With Pleasure’s biggest surprise is “Accordia” (1982), a tall polychrome sculpture by Nancy Graves, who is usually assigned a tentative place in the lineage of American monument makers founded by David Smith. Cast from corrugated cardboard, five Japanese fans, something very like a giant petunia, and other, less identifiable objects, “Acordia” poses, gestures, and eludes every attempt to sum it up and tuck it away in a stylistic compartment. Thus it looks entirely at ease amid the constant border crossings of Pattern and Decoration.

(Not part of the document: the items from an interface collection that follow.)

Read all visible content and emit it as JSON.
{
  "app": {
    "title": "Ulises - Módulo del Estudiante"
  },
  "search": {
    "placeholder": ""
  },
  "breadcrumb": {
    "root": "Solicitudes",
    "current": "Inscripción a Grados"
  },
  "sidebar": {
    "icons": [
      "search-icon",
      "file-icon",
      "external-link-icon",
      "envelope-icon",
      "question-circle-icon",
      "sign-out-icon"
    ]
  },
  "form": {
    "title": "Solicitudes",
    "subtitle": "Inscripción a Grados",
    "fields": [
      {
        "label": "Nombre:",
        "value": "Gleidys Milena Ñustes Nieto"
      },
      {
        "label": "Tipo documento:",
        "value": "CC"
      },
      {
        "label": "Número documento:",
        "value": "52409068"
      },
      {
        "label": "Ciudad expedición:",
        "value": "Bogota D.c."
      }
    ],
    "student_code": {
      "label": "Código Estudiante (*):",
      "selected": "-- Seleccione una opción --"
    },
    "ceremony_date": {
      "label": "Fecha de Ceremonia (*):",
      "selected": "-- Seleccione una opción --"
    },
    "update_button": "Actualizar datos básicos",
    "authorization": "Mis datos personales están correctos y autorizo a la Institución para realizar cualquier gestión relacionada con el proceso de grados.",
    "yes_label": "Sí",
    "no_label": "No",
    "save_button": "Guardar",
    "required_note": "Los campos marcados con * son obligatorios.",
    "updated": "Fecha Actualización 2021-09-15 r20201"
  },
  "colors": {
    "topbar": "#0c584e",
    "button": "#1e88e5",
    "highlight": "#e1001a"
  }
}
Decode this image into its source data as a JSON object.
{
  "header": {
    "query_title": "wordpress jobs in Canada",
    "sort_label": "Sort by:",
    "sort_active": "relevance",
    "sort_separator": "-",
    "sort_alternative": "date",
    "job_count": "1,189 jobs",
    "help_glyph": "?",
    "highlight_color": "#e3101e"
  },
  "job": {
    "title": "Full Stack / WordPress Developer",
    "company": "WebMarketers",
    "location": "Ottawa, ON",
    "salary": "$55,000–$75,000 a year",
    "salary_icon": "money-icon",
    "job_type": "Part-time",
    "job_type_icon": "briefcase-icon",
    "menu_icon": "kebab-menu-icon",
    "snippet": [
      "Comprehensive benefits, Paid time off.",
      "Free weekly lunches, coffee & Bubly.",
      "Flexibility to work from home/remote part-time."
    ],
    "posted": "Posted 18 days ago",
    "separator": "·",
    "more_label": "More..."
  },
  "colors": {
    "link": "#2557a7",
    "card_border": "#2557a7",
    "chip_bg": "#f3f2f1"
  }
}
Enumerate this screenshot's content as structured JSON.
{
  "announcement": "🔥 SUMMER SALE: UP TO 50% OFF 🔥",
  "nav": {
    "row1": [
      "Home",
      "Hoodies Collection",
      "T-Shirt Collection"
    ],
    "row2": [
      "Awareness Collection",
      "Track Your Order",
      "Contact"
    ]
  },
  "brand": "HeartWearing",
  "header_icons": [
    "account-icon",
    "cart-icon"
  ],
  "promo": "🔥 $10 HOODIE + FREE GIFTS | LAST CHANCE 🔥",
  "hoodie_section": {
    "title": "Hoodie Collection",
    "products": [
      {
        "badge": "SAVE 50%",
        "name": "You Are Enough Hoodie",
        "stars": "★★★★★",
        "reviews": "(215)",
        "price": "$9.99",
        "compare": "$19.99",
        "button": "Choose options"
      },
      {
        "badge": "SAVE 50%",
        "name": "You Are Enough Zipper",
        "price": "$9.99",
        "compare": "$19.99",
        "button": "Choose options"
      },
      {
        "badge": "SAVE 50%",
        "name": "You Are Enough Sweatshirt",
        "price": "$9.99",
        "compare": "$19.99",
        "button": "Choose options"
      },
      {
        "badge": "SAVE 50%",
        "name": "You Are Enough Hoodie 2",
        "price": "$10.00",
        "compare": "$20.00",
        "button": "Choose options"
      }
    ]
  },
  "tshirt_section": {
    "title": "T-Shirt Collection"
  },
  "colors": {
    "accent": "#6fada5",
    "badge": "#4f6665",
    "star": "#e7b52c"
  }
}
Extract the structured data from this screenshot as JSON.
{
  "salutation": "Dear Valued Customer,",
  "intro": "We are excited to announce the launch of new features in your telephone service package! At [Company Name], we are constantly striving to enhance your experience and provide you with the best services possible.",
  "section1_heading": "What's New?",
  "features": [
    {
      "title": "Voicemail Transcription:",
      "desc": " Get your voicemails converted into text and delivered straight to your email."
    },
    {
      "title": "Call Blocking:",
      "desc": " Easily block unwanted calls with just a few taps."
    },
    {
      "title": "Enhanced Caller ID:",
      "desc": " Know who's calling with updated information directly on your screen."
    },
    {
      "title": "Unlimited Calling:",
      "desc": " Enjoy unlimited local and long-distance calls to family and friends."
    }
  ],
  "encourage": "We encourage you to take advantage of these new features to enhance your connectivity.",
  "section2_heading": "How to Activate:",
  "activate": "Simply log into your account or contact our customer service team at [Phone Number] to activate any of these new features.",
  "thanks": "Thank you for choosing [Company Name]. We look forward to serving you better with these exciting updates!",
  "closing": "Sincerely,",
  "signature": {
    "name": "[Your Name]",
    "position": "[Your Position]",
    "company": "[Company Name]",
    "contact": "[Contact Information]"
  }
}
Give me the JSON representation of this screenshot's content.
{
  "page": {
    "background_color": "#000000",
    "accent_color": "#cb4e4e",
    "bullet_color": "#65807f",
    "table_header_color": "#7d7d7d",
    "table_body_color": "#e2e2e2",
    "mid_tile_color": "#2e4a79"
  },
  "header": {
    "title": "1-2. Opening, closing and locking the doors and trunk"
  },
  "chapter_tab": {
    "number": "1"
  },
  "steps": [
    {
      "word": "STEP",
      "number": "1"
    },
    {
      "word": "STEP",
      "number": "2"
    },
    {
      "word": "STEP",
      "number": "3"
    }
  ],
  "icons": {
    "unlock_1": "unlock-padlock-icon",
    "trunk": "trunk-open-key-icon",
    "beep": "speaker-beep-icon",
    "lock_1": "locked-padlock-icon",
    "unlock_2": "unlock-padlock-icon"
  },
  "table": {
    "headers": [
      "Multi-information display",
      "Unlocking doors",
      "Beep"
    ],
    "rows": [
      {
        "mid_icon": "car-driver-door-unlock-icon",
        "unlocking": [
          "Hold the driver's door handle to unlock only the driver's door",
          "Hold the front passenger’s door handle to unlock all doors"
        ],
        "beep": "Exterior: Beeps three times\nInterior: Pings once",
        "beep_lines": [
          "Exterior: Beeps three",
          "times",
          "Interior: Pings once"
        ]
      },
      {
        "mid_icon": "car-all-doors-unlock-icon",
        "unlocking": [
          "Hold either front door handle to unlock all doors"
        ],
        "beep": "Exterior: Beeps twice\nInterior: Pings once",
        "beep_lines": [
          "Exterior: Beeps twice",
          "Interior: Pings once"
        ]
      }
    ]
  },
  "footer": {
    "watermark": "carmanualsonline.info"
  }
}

As they embraced the decorative, the ornamental, and even the cosmetic, the artists in this exhibition did not simply dismantle art-world hierarchies. Rooted in exasperation, their art flowered into an affirmation with the power to blur the borders that separate the aesthetic from everything else. Throughout, With Pleasure shows art spilling over, into life. Life is lived in the present and the work in this show has a vitality as fresh now as it was five decades ago.